(Excerpts from an interface dataset)
*** Block opens ***
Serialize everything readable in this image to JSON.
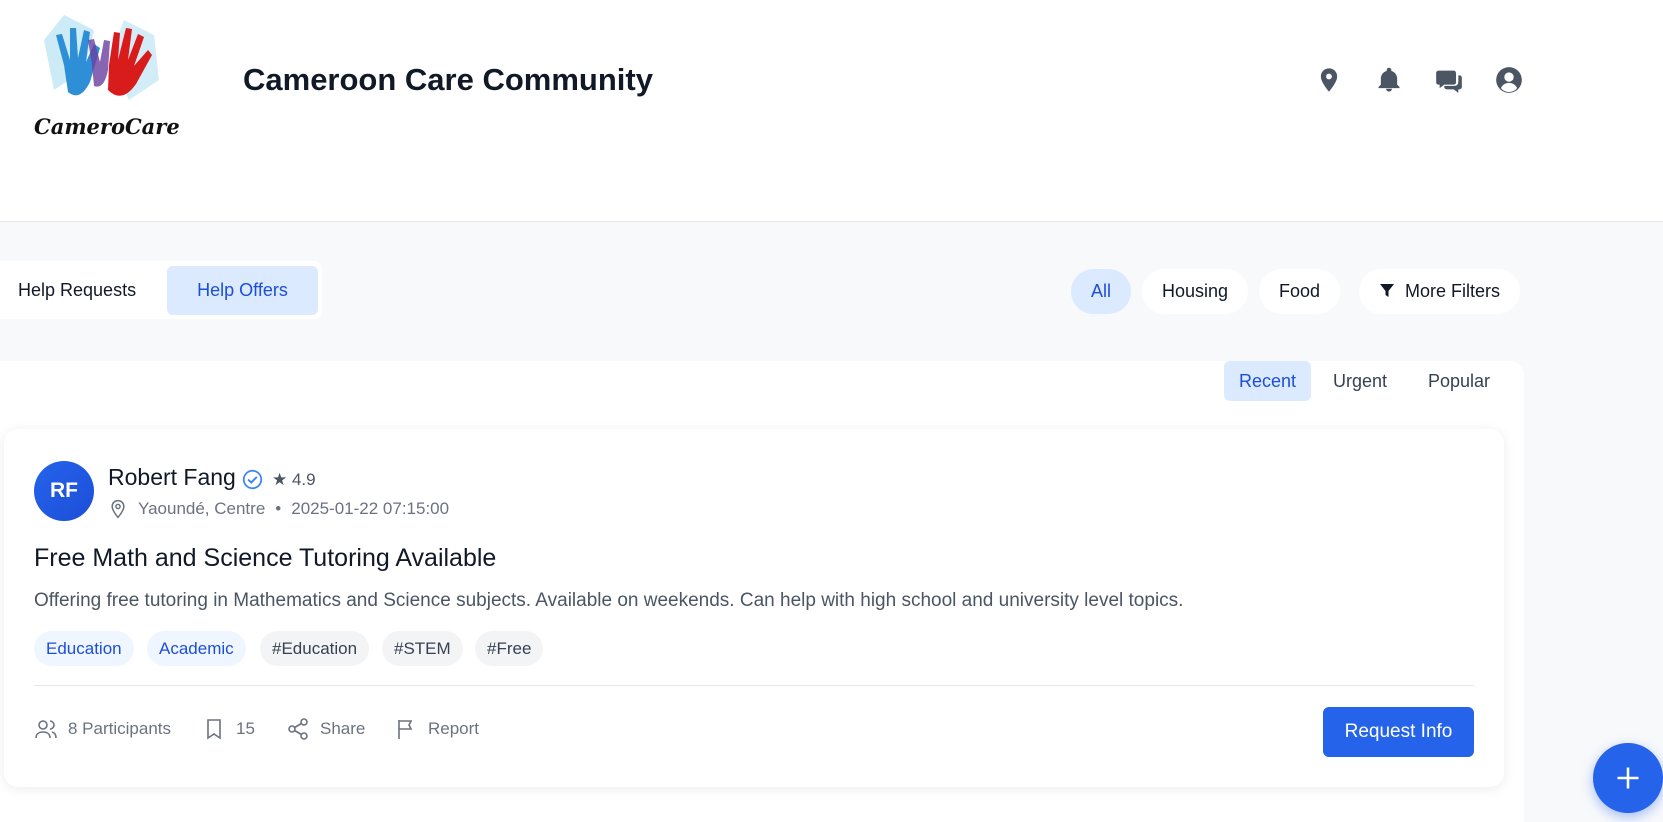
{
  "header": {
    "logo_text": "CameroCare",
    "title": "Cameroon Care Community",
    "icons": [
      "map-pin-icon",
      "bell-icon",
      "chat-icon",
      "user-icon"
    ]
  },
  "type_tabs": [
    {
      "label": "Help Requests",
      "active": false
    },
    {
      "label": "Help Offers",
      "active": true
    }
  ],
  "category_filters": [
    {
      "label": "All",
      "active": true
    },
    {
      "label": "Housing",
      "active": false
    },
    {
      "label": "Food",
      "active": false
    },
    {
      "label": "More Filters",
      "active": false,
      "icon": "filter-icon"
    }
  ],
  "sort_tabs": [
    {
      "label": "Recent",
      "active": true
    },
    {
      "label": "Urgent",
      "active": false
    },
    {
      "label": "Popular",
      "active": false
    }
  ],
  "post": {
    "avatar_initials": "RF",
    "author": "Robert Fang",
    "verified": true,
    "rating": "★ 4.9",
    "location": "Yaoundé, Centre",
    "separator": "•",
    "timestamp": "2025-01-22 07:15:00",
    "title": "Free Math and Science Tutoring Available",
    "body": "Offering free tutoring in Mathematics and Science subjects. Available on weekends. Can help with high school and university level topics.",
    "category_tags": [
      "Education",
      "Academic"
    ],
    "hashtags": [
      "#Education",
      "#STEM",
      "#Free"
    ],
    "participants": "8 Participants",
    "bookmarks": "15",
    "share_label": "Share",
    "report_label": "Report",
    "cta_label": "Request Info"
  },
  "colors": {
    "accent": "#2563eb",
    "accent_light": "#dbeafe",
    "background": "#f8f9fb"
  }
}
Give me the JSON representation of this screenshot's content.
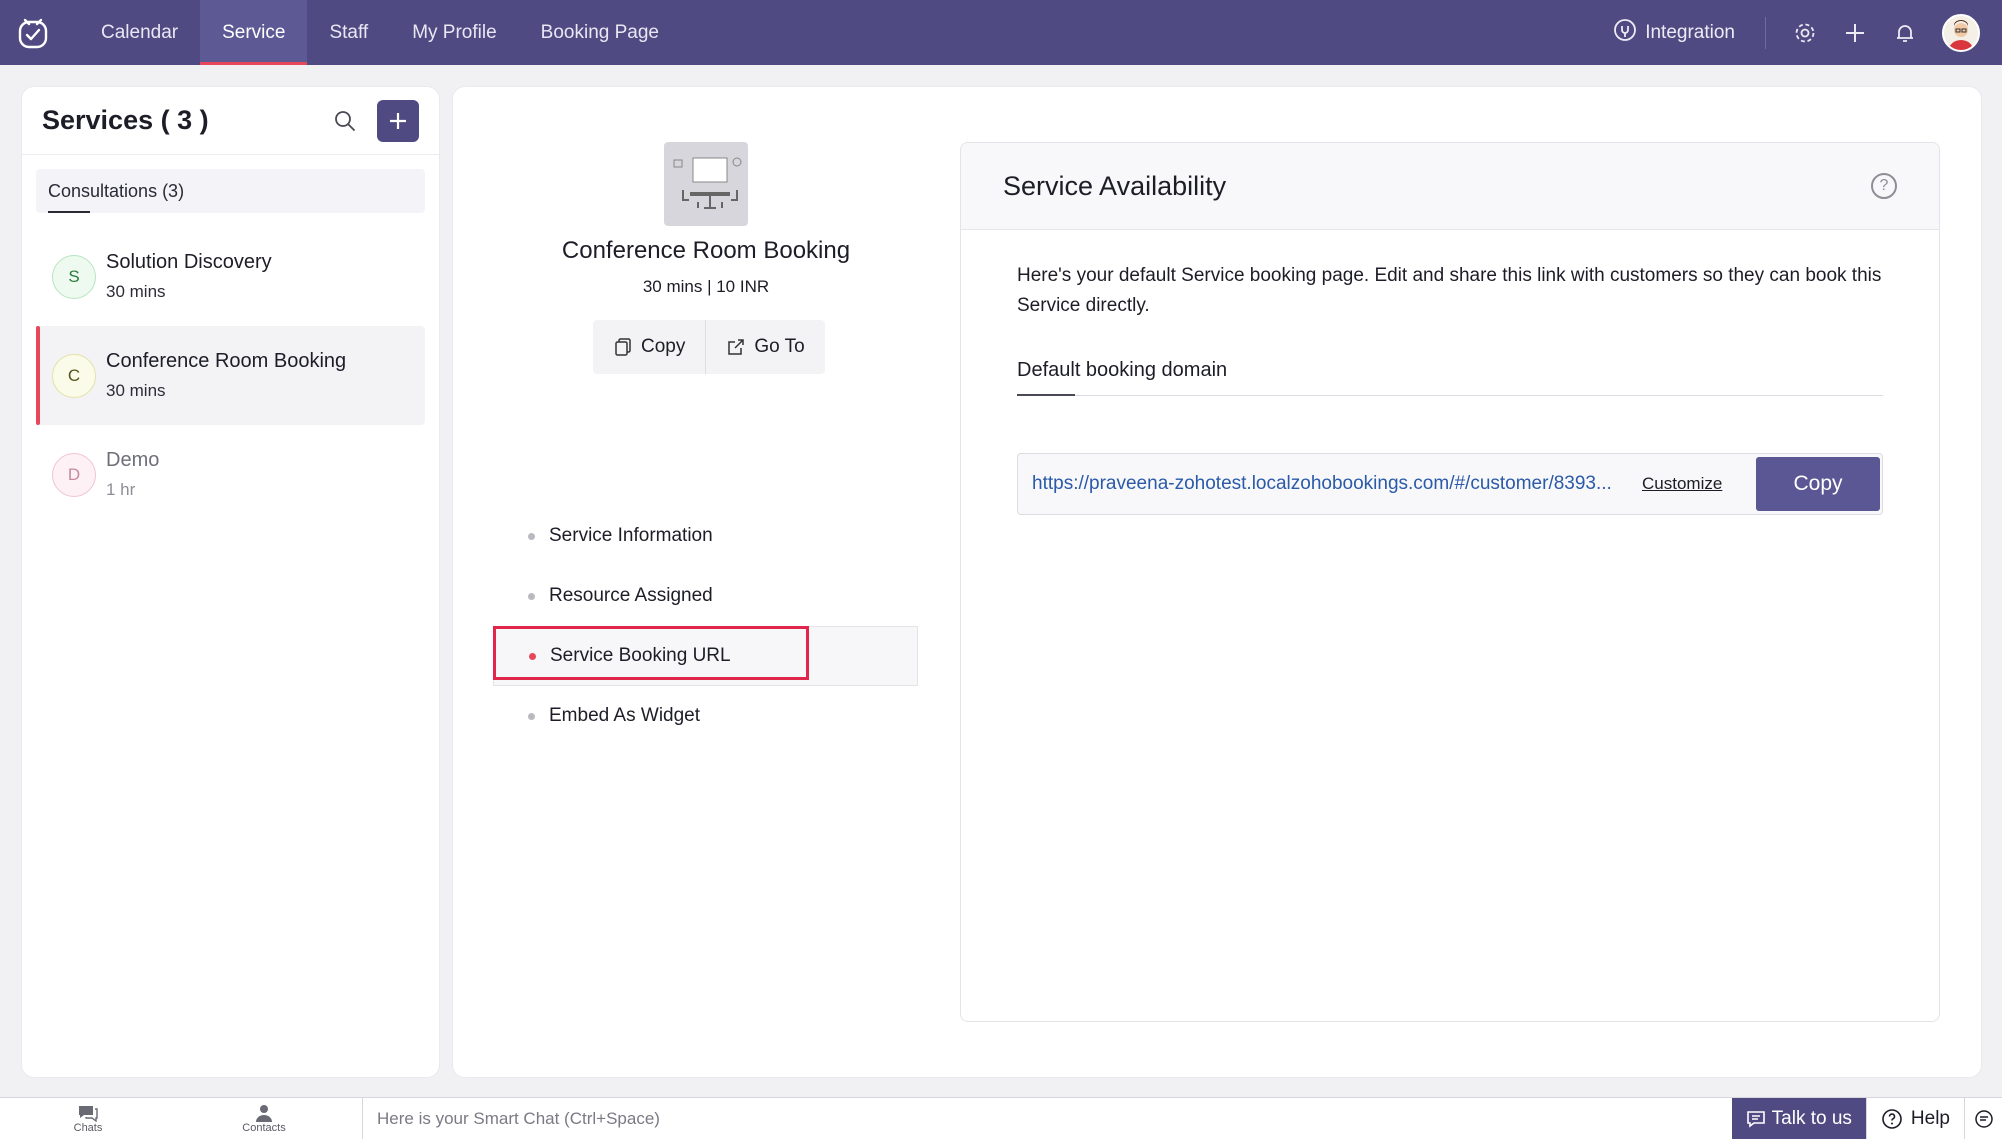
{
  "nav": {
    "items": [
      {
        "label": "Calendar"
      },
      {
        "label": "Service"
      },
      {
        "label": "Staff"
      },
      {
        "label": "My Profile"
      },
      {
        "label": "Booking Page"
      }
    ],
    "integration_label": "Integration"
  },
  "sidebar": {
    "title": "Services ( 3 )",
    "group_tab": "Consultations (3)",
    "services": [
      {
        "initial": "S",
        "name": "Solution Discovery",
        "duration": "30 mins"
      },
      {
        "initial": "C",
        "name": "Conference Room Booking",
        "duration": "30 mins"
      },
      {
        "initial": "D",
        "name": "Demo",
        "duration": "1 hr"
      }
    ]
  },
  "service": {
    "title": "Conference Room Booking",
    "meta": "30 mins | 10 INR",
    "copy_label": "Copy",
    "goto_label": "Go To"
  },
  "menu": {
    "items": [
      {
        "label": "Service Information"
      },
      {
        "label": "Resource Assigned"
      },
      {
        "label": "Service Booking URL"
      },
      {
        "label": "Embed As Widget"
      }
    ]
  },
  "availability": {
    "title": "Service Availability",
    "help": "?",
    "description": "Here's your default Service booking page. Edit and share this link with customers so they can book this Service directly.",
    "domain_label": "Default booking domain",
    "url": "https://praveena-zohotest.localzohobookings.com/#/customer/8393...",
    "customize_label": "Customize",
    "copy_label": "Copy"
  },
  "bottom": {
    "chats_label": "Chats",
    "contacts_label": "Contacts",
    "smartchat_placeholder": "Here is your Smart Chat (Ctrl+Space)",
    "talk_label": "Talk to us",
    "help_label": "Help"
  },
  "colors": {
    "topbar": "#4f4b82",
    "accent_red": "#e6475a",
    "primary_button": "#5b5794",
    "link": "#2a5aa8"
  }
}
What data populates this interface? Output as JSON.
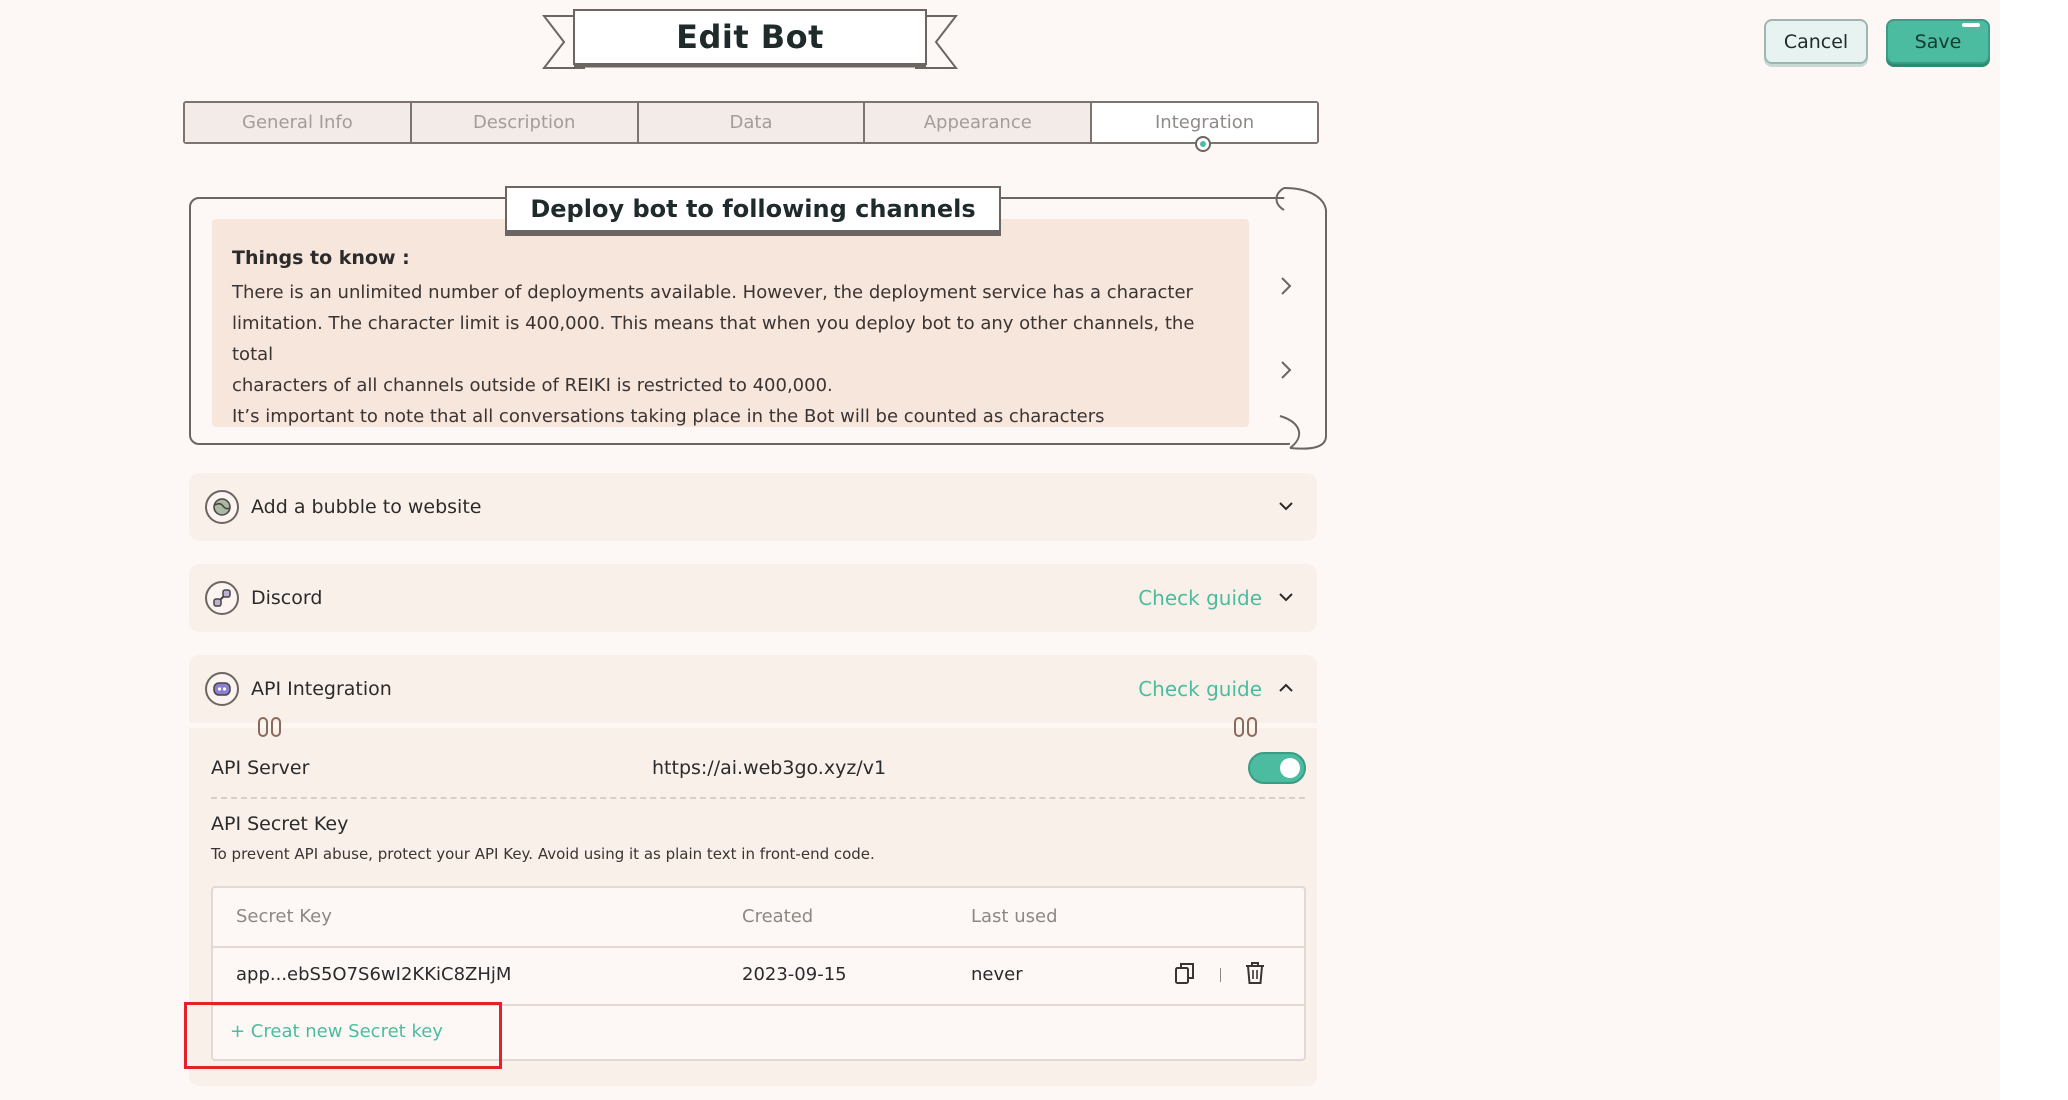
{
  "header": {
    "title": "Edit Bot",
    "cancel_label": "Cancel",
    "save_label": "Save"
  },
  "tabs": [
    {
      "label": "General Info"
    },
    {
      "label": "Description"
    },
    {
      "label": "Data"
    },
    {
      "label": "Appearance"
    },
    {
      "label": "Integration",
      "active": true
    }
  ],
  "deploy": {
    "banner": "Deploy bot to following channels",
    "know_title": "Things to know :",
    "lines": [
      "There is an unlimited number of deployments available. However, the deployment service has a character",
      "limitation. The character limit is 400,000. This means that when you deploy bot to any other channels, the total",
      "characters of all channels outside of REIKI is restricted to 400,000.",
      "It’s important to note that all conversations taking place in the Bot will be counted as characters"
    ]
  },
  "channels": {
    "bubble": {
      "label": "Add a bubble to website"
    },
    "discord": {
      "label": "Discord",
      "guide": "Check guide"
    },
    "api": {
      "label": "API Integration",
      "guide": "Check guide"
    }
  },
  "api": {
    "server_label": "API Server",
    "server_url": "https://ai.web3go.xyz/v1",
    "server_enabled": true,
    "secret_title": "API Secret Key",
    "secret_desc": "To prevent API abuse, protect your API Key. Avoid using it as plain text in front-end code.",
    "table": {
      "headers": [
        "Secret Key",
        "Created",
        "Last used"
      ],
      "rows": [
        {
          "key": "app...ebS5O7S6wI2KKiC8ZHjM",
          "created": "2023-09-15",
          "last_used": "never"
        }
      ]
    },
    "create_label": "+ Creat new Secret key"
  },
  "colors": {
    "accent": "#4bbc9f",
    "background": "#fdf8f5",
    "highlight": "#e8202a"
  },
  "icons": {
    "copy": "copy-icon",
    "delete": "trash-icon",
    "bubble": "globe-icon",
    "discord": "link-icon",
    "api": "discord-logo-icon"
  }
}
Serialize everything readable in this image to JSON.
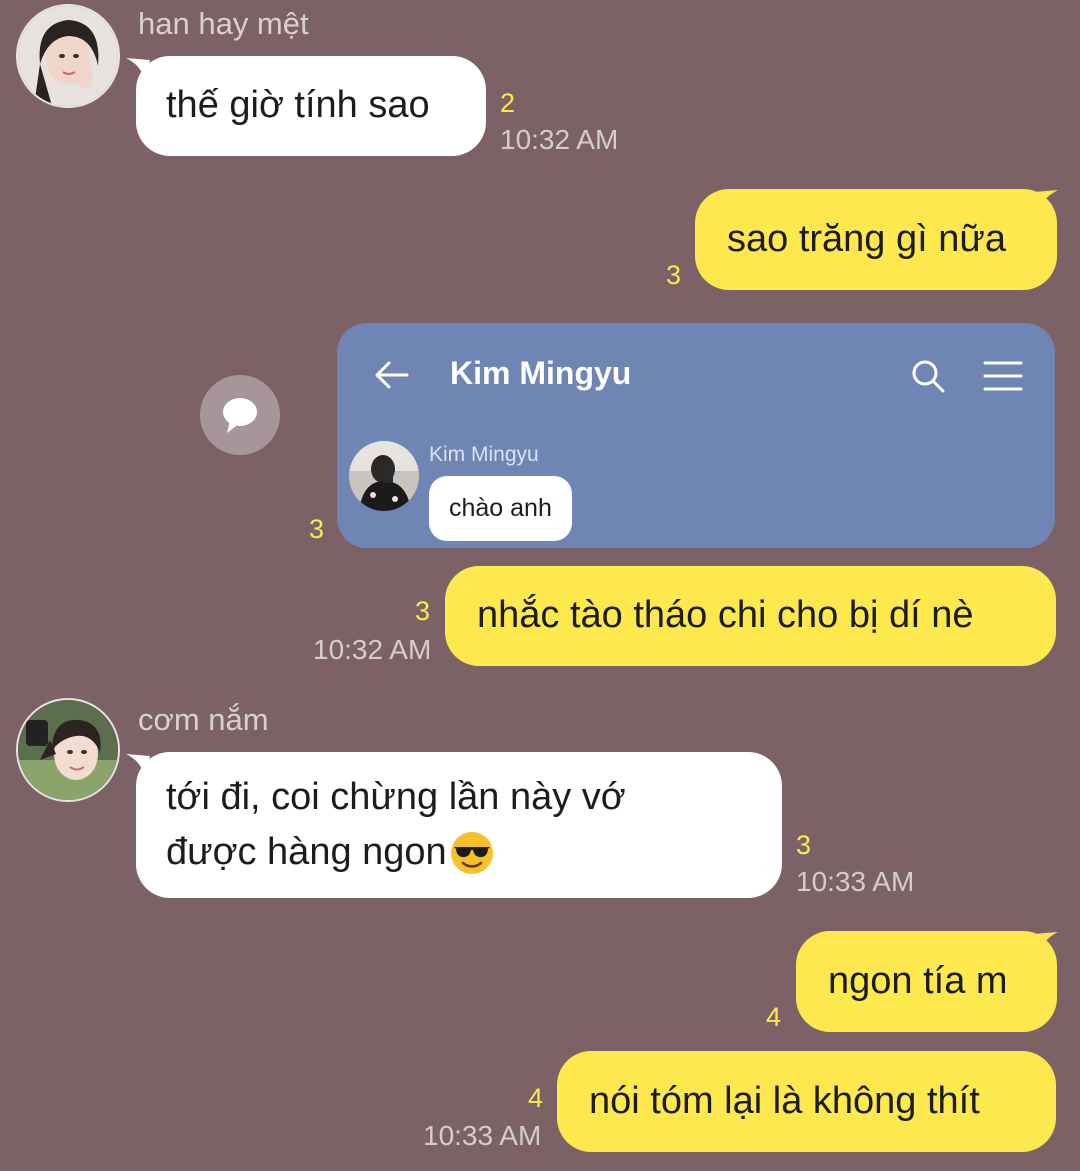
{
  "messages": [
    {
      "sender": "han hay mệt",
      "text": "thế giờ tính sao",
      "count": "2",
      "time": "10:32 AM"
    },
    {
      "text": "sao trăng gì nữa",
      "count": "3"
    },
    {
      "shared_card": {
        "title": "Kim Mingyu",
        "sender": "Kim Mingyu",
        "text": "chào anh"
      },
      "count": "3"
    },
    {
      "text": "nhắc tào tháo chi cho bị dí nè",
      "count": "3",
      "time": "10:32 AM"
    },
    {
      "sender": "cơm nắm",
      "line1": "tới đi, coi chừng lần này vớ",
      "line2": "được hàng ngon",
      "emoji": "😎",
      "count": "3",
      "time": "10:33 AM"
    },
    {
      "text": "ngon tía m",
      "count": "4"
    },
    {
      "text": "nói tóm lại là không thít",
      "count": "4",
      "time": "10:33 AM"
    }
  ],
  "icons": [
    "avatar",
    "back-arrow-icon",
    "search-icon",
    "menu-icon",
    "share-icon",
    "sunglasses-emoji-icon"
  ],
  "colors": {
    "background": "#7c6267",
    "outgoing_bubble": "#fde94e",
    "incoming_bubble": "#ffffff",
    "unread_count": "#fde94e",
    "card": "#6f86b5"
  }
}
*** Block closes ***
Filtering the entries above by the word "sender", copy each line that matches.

      "sender": "han hay mệt",
        "sender": "Kim Mingyu",
      "sender": "cơm nắm",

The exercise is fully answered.